Items from an interface collection
※

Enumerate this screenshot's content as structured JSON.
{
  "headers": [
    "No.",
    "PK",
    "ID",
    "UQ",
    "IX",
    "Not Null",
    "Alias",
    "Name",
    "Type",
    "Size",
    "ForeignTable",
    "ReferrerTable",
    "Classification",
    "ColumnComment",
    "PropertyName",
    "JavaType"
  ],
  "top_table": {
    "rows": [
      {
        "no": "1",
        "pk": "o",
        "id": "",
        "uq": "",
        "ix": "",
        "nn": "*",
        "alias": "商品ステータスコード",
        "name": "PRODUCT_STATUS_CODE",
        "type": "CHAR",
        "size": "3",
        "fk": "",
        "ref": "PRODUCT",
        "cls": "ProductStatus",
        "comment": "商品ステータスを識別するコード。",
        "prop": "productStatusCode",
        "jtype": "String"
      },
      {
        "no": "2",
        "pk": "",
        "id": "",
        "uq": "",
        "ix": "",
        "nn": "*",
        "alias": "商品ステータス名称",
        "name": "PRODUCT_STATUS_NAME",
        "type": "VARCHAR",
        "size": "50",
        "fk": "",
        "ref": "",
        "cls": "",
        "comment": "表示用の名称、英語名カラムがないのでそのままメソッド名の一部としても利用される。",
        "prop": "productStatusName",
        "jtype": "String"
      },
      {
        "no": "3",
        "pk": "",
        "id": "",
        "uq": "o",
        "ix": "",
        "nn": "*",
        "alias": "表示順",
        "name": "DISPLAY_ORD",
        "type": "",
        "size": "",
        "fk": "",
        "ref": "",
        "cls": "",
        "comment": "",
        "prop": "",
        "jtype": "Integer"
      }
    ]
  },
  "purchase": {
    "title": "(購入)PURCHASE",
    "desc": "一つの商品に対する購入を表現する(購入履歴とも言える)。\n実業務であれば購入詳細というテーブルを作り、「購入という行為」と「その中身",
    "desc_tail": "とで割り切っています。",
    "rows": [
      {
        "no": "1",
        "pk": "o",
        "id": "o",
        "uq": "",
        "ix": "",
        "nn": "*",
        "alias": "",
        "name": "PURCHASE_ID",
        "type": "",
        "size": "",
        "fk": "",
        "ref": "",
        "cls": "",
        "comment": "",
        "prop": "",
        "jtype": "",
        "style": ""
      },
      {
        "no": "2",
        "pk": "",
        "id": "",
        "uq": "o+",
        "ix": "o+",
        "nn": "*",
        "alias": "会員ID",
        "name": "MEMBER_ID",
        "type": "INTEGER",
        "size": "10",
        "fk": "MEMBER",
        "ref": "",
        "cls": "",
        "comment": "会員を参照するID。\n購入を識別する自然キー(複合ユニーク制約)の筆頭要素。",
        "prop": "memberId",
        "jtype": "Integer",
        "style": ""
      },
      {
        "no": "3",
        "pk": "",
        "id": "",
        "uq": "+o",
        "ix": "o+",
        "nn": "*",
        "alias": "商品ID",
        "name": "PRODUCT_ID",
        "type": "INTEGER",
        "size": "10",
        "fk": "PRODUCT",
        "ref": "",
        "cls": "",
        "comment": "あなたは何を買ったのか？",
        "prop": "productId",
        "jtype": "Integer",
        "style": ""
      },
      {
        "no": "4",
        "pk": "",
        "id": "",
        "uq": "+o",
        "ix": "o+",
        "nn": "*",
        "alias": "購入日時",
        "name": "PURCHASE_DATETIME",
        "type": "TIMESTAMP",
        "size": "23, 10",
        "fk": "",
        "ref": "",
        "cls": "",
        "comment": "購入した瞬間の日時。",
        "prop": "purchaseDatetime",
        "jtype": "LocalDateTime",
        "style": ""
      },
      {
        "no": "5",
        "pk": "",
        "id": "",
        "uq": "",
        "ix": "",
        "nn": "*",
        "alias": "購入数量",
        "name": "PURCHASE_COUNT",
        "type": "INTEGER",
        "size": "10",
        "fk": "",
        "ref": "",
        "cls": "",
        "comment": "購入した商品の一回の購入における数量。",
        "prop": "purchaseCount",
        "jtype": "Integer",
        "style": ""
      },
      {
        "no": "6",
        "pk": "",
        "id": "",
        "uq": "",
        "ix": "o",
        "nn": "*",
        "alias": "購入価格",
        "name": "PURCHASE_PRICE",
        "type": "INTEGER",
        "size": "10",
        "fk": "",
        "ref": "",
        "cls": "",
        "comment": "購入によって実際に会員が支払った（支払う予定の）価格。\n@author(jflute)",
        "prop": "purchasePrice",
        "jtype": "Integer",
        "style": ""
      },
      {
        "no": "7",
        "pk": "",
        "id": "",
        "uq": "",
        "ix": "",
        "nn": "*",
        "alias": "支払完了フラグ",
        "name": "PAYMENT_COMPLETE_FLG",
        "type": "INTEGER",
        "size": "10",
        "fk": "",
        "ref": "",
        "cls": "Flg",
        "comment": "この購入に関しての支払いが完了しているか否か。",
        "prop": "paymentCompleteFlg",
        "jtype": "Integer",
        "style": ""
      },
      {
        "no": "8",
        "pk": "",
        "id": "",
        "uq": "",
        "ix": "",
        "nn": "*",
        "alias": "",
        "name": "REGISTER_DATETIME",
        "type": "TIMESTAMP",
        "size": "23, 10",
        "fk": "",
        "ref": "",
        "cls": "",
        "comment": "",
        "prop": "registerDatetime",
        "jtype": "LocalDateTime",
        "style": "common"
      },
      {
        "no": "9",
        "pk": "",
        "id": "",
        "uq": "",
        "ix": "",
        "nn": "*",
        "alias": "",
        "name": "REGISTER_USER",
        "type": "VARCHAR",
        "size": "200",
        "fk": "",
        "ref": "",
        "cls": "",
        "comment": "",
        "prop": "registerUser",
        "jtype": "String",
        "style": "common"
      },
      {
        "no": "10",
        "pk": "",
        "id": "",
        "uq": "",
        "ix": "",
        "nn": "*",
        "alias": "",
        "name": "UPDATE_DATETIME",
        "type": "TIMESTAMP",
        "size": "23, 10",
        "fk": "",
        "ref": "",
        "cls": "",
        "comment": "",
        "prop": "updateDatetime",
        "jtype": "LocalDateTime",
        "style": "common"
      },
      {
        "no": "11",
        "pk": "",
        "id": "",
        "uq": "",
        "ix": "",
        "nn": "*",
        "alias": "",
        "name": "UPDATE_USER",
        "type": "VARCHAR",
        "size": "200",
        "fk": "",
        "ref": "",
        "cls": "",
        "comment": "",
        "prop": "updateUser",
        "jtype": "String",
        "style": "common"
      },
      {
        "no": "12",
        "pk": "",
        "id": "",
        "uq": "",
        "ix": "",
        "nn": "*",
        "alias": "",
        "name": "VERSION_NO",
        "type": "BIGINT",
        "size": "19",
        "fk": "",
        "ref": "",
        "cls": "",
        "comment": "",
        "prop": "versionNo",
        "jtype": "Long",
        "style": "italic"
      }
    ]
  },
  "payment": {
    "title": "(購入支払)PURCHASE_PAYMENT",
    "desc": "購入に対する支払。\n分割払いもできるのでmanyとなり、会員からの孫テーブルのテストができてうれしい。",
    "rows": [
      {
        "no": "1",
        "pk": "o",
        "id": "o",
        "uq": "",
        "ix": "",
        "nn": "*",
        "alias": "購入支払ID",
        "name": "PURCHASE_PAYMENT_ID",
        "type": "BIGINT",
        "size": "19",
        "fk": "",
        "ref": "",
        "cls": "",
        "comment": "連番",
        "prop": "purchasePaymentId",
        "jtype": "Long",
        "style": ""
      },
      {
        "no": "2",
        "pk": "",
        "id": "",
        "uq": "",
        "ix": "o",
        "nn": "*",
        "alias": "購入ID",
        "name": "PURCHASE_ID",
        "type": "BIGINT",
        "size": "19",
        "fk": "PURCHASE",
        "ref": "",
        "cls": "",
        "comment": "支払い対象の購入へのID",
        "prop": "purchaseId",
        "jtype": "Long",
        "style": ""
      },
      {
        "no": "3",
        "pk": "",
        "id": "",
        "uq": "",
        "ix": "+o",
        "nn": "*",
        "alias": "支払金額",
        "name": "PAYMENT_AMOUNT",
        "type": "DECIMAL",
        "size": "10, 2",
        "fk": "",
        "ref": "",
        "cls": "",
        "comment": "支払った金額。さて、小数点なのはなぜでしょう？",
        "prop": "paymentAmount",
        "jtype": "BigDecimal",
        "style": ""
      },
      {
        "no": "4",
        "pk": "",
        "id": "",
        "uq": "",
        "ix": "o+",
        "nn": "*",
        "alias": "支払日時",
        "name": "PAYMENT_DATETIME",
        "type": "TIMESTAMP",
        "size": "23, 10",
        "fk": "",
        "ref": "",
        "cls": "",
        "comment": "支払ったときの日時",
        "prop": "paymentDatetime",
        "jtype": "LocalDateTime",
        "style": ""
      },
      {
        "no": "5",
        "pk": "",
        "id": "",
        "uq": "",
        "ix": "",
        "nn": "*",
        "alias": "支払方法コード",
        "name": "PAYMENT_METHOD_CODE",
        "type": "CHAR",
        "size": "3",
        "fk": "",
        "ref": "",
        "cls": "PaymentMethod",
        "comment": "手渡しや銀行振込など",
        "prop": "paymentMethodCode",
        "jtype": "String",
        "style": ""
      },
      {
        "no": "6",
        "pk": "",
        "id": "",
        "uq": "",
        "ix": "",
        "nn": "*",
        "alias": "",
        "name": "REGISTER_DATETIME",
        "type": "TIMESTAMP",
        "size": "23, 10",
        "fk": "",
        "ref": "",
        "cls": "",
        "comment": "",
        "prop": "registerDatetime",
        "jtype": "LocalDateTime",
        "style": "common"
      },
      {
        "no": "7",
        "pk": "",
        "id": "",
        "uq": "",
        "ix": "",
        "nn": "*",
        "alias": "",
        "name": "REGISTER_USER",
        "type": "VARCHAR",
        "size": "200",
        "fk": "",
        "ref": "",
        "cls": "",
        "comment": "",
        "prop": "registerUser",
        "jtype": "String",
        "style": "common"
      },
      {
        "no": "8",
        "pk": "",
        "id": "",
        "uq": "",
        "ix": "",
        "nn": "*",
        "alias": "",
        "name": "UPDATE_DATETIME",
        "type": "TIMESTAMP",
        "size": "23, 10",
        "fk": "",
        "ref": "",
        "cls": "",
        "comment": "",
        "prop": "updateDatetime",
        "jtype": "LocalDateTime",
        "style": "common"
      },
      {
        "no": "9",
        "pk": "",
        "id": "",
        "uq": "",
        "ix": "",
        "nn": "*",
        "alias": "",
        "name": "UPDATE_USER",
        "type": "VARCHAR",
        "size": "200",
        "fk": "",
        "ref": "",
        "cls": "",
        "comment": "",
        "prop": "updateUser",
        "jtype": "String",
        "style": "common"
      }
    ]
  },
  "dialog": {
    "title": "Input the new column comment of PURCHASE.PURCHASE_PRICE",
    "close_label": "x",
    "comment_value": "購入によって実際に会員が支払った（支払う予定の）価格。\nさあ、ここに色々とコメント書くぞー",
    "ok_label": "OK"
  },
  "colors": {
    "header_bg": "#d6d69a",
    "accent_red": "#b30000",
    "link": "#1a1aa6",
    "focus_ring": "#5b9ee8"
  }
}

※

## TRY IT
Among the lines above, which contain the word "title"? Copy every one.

## THE ANSWER
    "title": "(購入)PURCHASE",
    "title": "(購入支払)PURCHASE_PAYMENT",
    "title": "Input the new column comment of PURCHASE.PURCHASE_PRICE",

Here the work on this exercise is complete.